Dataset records
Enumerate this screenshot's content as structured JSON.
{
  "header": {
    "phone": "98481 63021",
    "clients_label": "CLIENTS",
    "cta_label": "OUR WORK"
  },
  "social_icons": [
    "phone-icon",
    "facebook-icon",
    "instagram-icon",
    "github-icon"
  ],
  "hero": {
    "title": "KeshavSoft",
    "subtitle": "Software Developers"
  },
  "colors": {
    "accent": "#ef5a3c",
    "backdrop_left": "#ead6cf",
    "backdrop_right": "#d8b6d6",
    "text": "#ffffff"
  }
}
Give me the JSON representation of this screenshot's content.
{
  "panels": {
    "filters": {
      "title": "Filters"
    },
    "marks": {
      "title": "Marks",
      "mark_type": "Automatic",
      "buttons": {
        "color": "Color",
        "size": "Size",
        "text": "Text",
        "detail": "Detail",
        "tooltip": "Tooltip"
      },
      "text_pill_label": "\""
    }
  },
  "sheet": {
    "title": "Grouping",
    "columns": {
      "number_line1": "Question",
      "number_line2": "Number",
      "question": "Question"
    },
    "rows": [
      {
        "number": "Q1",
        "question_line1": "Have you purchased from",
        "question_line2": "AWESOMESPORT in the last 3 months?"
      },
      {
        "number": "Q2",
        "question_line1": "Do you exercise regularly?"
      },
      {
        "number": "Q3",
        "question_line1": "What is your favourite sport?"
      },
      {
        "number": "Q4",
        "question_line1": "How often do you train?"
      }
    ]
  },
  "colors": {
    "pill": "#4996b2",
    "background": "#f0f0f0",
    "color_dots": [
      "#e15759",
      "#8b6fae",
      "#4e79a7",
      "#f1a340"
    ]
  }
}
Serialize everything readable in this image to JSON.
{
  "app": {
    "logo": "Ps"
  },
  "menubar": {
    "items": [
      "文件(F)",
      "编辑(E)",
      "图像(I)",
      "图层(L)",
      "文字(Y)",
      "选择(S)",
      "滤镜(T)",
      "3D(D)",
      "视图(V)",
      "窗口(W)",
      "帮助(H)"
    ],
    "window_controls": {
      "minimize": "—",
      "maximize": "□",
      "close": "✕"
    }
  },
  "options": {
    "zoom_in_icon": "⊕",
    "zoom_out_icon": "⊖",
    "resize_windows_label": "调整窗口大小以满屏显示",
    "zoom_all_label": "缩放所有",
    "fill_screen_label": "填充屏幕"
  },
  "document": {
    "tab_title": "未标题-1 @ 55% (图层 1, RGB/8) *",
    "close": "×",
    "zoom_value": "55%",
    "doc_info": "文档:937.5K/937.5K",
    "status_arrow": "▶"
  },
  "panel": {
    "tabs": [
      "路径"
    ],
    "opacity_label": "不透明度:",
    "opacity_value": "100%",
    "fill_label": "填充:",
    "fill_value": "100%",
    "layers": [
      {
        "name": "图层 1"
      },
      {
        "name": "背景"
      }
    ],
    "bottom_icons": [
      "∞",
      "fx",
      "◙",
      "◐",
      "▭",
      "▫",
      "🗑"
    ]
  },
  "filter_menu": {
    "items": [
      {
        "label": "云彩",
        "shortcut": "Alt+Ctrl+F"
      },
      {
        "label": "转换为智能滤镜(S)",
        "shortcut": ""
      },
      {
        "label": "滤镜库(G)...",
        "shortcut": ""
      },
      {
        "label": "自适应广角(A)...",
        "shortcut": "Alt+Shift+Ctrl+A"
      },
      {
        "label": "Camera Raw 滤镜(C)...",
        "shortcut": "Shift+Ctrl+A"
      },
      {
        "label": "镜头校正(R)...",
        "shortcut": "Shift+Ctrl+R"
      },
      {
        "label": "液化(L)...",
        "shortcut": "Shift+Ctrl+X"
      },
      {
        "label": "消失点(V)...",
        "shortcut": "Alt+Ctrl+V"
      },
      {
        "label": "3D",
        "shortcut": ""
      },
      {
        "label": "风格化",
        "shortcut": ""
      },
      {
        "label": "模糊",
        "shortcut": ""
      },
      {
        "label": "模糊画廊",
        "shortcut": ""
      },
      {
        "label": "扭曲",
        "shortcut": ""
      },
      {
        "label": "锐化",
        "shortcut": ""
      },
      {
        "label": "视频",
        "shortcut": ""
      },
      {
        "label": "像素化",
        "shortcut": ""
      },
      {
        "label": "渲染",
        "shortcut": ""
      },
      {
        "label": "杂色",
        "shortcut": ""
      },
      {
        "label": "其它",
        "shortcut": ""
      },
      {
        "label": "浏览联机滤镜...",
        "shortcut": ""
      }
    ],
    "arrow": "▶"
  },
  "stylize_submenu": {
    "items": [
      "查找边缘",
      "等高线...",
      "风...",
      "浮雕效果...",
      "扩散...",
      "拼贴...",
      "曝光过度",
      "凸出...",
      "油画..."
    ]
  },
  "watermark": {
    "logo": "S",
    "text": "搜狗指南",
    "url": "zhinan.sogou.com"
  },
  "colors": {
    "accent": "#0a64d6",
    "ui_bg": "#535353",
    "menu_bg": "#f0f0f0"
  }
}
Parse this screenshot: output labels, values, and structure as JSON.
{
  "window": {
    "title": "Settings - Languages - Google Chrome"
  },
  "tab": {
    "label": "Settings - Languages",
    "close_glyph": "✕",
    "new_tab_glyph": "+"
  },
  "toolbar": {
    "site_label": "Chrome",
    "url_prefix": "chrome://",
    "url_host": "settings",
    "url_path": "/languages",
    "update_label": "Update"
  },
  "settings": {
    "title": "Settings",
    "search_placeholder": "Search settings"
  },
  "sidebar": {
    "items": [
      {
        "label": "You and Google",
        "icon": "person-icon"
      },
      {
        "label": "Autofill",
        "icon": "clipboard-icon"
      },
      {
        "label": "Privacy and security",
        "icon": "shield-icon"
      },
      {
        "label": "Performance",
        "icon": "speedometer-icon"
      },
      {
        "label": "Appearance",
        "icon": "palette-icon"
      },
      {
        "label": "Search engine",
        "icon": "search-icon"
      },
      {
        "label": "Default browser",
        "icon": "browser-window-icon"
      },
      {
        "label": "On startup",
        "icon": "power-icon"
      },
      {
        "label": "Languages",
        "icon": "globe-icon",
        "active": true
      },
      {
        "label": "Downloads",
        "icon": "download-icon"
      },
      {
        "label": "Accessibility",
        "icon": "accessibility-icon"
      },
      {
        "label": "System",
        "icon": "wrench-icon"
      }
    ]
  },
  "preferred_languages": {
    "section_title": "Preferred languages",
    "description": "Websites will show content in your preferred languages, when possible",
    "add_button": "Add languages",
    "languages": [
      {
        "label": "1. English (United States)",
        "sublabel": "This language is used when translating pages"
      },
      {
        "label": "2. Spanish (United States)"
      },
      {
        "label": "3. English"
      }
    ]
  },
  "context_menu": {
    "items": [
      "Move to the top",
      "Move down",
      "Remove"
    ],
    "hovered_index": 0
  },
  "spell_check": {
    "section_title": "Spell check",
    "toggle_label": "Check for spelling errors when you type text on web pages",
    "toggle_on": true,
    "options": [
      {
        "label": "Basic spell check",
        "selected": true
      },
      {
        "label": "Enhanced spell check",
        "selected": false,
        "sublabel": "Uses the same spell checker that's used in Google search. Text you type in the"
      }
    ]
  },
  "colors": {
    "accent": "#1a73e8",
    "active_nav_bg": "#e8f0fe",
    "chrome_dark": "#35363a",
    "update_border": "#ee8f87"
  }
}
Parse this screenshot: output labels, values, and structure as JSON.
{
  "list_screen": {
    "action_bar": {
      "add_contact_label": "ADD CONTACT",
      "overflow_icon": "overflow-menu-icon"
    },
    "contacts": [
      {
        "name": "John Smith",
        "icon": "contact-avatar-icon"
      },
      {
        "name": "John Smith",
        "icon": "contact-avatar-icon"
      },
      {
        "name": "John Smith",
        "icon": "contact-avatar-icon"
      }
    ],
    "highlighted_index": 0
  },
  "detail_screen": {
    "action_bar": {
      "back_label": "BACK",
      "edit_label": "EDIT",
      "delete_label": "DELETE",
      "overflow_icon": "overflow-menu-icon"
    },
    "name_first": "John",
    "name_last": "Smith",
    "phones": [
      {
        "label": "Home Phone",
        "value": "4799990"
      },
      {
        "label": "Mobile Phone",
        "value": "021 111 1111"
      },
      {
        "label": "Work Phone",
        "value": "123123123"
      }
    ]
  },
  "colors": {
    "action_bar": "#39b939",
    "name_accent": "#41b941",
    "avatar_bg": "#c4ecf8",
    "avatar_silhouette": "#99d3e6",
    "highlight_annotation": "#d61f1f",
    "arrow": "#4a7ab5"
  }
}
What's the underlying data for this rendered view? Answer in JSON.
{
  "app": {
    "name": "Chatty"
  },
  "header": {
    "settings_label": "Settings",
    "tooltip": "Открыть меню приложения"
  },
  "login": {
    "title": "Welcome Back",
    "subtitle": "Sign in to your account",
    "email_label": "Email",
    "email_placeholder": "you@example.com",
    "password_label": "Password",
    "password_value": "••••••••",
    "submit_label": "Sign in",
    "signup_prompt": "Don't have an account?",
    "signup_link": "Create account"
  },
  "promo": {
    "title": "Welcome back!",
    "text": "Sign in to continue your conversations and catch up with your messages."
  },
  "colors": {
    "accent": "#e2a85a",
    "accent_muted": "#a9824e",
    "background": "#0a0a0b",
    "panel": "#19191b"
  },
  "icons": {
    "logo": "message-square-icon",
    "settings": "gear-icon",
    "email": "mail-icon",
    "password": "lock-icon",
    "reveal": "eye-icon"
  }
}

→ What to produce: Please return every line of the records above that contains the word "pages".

→ Response to the exercise:
        "sublabel": "This language is used when translating pages"
    "toggle_label": "Check for spelling errors when you type text on web pages",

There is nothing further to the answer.